Flying in planes isn’t one of my favorite things to do (it’s right up there with wiping with leaves), and following a fairly violent ride, we drop out of the air and onto the Lukla runway with a huge thump. Moments later we’re stopped and are directed to collect our luggage from an adjacent building.
Time to start walking.
On my trip to Everest Base Camp, I hiked to Phakding (8,563 ft / 2,610 m) from Lukla, but this time I’ve decided to stick with my new friends and accompany them past Phakding and to the village of Monjo (9,301 ft / 2,835 m). Regardless of where I spend tonight, my second and third nights will be in Namche Bazaar (11,286 ft / 3,440 m) to ensure ample acclimatization for the journey ahead.
As we hike, I discover that Pavel is afraid of heights (there are a number of long and high suspension bridges to be crossed on the way up the valley) and that the owner of the lodge in Phakding where I spent the night last year remembers me. How do I know this second piece of trivia to be true? Because he accurately identified me as “that guy who slept outside” when I went to talk with him.
Past Phakding we receive a dusting of snow from the goddess Chione, but it’s not enough to send us running for shelter. Note: winter weather in the Himalayas is typically quite dry.
Passing through a village too small to appear on my map, I’m approached by a group of kids who show interest in my camera. I’ve found kids in the Himalayas to be quite interested in trekkers and they continually surprise me with their curiosity and English ability (especially coming from Japan – where I’m attempting to force English down (and then out) the throats of kids two or three times older than these critters).
To satisfy their photographic interests, I promise to forever cement them in memory and in the annals of the internet with a photo – they happily accept the proposition.
Five hours and thirty minutes after leaving Lukla, we make it to our home for the night in Monjo, Mount Kailash Lodge. There isn’t anything particularly challenging during this first day of hiking, and the elevation has yet to be an issue. In fact, Monjo isn’t even as high as Lukla (you hike downhill from Lukla before beginning the climb up the valley).
Inside, we find a large group of Italian hikers and a family from Montana all huddled around the stove. The wifi isn’t working today because of the weather (probably a good thing), but power for charging devices is free (at many places you need to pay if you want to charge).

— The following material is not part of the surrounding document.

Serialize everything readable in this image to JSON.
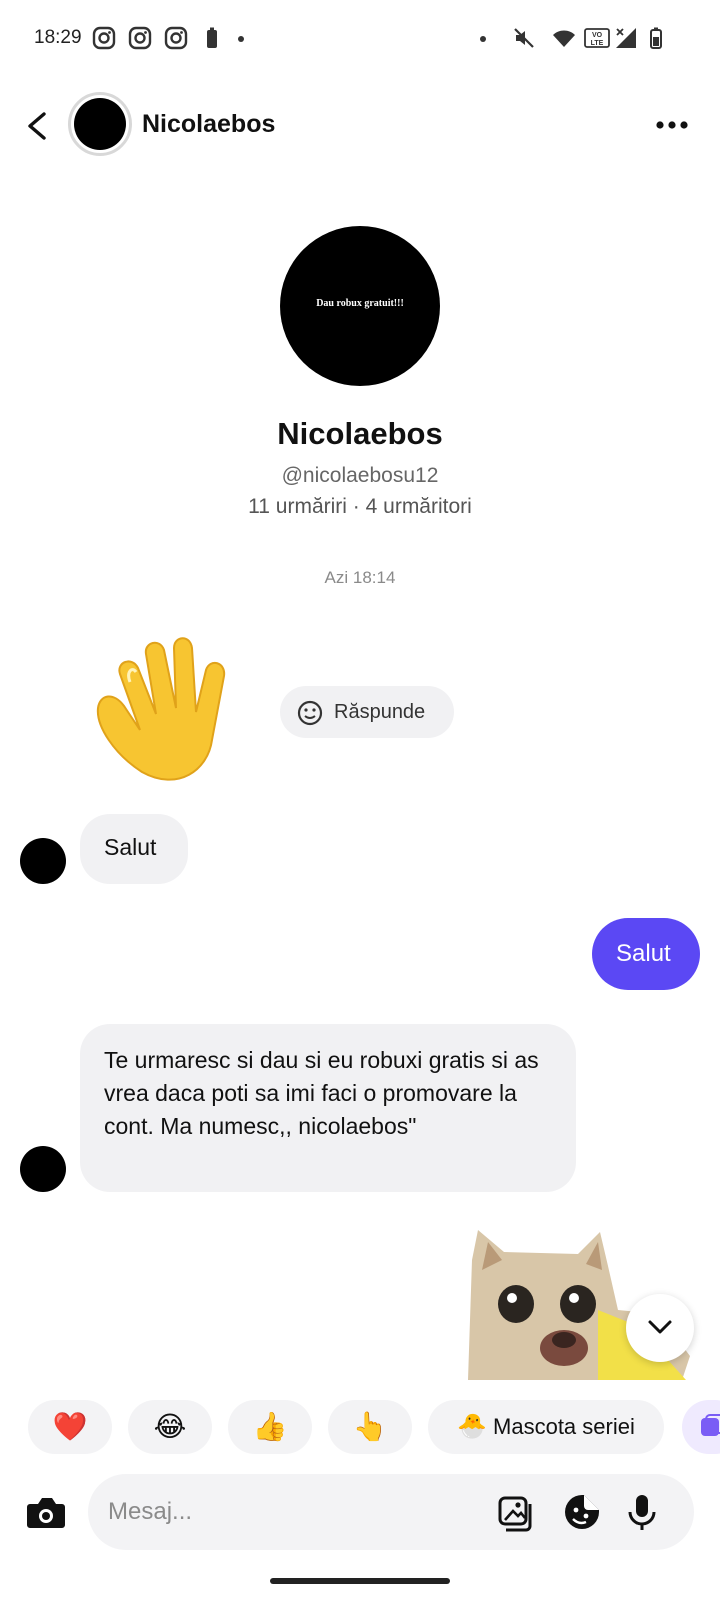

We promptly order some lemon tea, and in honor of our first night in the Himalaya, we opt for a dal bhat dinner (vegetables, steamed rice, and lentil soup – aka dal). The best part about dal bhat? You get (free) refills.
As I sit to inhale my meal, I realize this is the first thing I’ve eaten today (save some snacks at the airport). I’ll need to do a better job of keeping myself fueled in the days to come (because you don’t mess with altitude).
The light outside fades behind the mountains and we’re joined by Jaz from England (who used to live in Fukui – where I live in Japan – and now lives in Thailand). He entertains us with tales from past Nepalese expeditions and gives some recommendations for hikes to do on our upcoming Namche Bazaar acclimatization day (he’s been here quite a few times).
Eight o’clock and it’s time for bed – a successful first day back in the Himalayas.
- Start: Lukla (9,380 ft / 2,860 m)
- End: Monjo (9,301 ft / 2,835 m)
- Distance: 7.8 mi / 12.63 km
- Sleeping elevation change: -79 ft / -25 m
- Day’s elevation change: +2,985 ft / +910 m
- Total time: 5:31:45
- Moving time: 4:24:29
NOTE: I have no guarantee that this route is correct, nor that it can be accurately relied upon for navigation. It should serve only as a general guideline for what the trail is expected to look like. Also, Monjo is sometimes spelled Manjo (because the Sherpa language is unwritten).